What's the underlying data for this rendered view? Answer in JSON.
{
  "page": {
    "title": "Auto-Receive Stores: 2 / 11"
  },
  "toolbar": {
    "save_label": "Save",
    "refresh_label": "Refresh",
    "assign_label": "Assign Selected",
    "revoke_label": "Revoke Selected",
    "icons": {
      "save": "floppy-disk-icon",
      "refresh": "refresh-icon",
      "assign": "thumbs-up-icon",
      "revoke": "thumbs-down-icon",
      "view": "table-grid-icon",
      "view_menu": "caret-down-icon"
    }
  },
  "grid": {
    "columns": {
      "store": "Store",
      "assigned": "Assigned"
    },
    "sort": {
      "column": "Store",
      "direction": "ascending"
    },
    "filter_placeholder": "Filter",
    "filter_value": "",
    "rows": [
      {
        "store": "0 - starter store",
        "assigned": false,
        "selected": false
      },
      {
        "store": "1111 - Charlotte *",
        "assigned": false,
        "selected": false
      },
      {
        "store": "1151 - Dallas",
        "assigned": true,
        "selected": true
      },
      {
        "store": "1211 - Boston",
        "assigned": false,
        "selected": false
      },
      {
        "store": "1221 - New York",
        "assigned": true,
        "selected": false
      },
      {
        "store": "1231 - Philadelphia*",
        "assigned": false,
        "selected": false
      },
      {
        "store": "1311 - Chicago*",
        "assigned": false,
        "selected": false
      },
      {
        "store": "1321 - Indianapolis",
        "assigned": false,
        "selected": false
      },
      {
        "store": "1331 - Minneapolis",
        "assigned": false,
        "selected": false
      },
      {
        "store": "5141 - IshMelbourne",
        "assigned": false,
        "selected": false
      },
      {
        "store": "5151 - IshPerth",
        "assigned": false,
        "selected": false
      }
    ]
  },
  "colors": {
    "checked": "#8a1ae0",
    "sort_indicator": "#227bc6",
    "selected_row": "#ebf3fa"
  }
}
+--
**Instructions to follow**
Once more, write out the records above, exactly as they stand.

**Expected answer**
What's the underlying data for this rendered view? Answer in JSON.
{
  "page": {
    "title": "Auto-Receive Stores: 2 / 11"
  },
  "toolbar": {
    "save_label": "Save",
    "refresh_label": "Refresh",
    "assign_label": "Assign Selected",
    "revoke_label": "Revoke Selected",
    "icons": {
      "save": "floppy-disk-icon",
      "refresh": "refresh-icon",
      "assign": "thumbs-up-icon",
      "revoke": "thumbs-down-icon",
      "view": "table-grid-icon",
      "view_menu": "caret-down-icon"
    }
  },
  "grid": {
    "columns": {
      "store": "Store",
      "assigned": "Assigned"
    },
    "sort": {
      "column": "Store",
      "direction": "ascending"
    },
    "filter_placeholder": "Filter",
    "filter_value": "",
    "rows": [
      {
        "store": "0 - starter store",
        "assigned": false,
        "selected": false
      },
      {
        "store": "1111 - Charlotte *",
        "assigned": false,
        "selected": false
      },
      {
        "store": "1151 - Dallas",
        "assigned": true,
        "selected": true
      },
      {
        "store": "1211 - Boston",
        "assigned": false,
        "selected": false
      },
      {
        "store": "1221 - New York",
        "assigned": true,
        "selected": false
      },
      {
        "store": "1231 - Philadelphia*",
        "assigned": false,
        "selected": false
      },
      {
        "store": "1311 - Chicago*",
        "assigned": false,
        "selected": false
      },
      {
        "store": "1321 - Indianapolis",
        "assigned": false,
        "selected": false
      },
      {
        "store": "1331 - Minneapolis",
        "assigned": false,
        "selected": false
      },
      {
        "store": "5141 - IshMelbourne",
        "assigned": false,
        "selected": false
      },
      {
        "store": "5151 - IshPerth",
        "assigned": false,
        "selected": false
      }
    ]
  },
  "colors": {
    "checked": "#8a1ae0",
    "sort_indicator": "#227bc6",
    "selected_row": "#ebf3fa"
  }
}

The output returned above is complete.